▶ _Assignment_: Give as output the line that contains "Extract the structured", followed by every remaining line of the entries, unchanged and with nothing added.

*** Begin section ***

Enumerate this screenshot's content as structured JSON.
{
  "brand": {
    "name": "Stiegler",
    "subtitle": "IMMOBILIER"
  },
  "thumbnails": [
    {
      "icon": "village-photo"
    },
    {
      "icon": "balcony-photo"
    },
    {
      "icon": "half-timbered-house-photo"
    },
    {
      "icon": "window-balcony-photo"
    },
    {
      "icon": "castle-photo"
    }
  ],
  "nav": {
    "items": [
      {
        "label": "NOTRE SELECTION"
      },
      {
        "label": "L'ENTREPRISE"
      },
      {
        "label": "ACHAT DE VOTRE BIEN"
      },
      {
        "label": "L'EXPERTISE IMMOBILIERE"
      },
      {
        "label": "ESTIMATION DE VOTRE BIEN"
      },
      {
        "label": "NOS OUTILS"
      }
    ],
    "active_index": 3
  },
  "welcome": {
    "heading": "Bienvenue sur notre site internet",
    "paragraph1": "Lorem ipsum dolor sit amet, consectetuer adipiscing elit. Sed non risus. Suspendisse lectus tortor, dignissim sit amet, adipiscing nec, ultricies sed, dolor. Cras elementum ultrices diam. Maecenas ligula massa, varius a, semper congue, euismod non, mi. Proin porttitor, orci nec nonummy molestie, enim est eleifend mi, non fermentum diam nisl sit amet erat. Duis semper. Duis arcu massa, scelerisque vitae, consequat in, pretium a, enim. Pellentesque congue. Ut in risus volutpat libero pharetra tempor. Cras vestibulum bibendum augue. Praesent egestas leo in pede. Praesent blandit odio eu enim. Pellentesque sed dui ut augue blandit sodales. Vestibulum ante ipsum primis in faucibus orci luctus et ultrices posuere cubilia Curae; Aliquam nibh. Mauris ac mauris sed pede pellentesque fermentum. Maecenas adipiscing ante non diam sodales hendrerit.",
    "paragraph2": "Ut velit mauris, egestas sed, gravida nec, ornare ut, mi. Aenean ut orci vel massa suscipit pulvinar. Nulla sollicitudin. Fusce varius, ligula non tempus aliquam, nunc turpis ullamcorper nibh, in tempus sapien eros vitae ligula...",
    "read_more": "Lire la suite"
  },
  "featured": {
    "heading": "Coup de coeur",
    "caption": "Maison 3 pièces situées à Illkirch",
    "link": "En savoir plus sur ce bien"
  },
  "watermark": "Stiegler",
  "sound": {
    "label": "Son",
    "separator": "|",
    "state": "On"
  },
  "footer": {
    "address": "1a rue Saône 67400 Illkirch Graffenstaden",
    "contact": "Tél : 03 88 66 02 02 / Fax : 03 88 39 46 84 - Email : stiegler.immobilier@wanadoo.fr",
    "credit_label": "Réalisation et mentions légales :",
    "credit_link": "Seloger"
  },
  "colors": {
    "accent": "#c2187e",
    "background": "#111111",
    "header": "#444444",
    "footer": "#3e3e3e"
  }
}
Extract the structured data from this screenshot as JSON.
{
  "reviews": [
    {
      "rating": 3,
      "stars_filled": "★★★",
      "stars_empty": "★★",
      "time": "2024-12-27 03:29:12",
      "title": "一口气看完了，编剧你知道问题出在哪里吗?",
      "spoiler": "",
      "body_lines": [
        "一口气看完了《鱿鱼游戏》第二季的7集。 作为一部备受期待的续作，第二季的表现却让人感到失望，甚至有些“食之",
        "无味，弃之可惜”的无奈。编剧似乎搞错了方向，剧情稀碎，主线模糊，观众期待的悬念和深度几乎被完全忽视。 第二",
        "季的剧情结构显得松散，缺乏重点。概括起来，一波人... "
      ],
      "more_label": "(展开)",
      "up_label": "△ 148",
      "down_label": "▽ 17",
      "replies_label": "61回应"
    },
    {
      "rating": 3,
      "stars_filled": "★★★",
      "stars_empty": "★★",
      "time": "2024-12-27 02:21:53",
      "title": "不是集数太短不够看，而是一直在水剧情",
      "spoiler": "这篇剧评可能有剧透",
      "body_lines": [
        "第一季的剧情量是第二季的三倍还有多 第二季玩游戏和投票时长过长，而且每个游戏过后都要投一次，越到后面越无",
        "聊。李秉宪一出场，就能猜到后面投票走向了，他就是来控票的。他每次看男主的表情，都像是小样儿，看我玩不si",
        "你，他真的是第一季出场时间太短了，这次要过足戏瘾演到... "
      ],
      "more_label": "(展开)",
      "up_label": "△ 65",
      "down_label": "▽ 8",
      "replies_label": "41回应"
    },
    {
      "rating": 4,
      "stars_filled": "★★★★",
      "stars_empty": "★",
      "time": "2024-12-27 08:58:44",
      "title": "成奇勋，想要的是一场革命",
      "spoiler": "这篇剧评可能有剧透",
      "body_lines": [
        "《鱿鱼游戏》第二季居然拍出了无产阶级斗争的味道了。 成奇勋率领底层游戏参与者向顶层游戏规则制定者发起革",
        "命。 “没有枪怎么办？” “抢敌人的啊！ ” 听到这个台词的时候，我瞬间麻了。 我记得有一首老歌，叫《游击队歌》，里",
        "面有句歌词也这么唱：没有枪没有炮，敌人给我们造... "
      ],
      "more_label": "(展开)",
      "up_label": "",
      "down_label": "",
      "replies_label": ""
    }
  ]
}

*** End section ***

▶ _Solved problem_:
Extract the structured data from this screenshot as JSON.
{
  "reviews": [
    {
      "rating": 3,
      "stars_filled": "★★★",
      "stars_empty": "★★",
      "time": "2024-12-27 03:29:12",
      "title": "一口气看完了，编剧你知道问题出在哪里吗?",
      "spoiler": "",
      "body_lines": [
        "一口气看完了《鱿鱼游戏》第二季的7集。 作为一部备受期待的续作，第二季的表现却让人感到失望，甚至有些“食之",
        "无味，弃之可惜”的无奈。编剧似乎搞错了方向，剧情稀碎，主线模糊，观众期待的悬念和深度几乎被完全忽视。 第二",
        "季的剧情结构显得松散，缺乏重点。概括起来，一波人... "
      ],
      "more_label": "(展开)",
      "up_label": "△ 148",
      "down_label": "▽ 17",
      "replies_label": "61回应"
    },
    {
      "rating": 3,
      "stars_filled": "★★★",
      "stars_empty": "★★",
      "time": "2024-12-27 02:21:53",
      "title": "不是集数太短不够看，而是一直在水剧情",
      "spoiler": "这篇剧评可能有剧透",
      "body_lines": [
        "第一季的剧情量是第二季的三倍还有多 第二季玩游戏和投票时长过长，而且每个游戏过后都要投一次，越到后面越无",
        "聊。李秉宪一出场，就能猜到后面投票走向了，他就是来控票的。他每次看男主的表情，都像是小样儿，看我玩不si",
        "你，他真的是第一季出场时间太短了，这次要过足戏瘾演到... "
      ],
      "more_label": "(展开)",
      "up_label": "△ 65",
      "down_label": "▽ 8",
      "replies_label": "41回应"
    },
    {
      "rating": 4,
      "stars_filled": "★★★★",
      "stars_empty": "★",
      "time": "2024-12-27 08:58:44",
      "title": "成奇勋，想要的是一场革命",
      "spoiler": "这篇剧评可能有剧透",
      "body_lines": [
        "《鱿鱼游戏》第二季居然拍出了无产阶级斗争的味道了。 成奇勋率领底层游戏参与者向顶层游戏规则制定者发起革",
        "命。 “没有枪怎么办？” “抢敌人的啊！ ” 听到这个台词的时候，我瞬间麻了。 我记得有一首老歌，叫《游击队歌》，里",
        "面有句歌词也这么唱：没有枪没有炮，敌人给我们造... "
      ],
      "more_label": "(展开)",
      "up_label": "",
      "down_label": "",
      "replies_label": ""
    }
  ]
}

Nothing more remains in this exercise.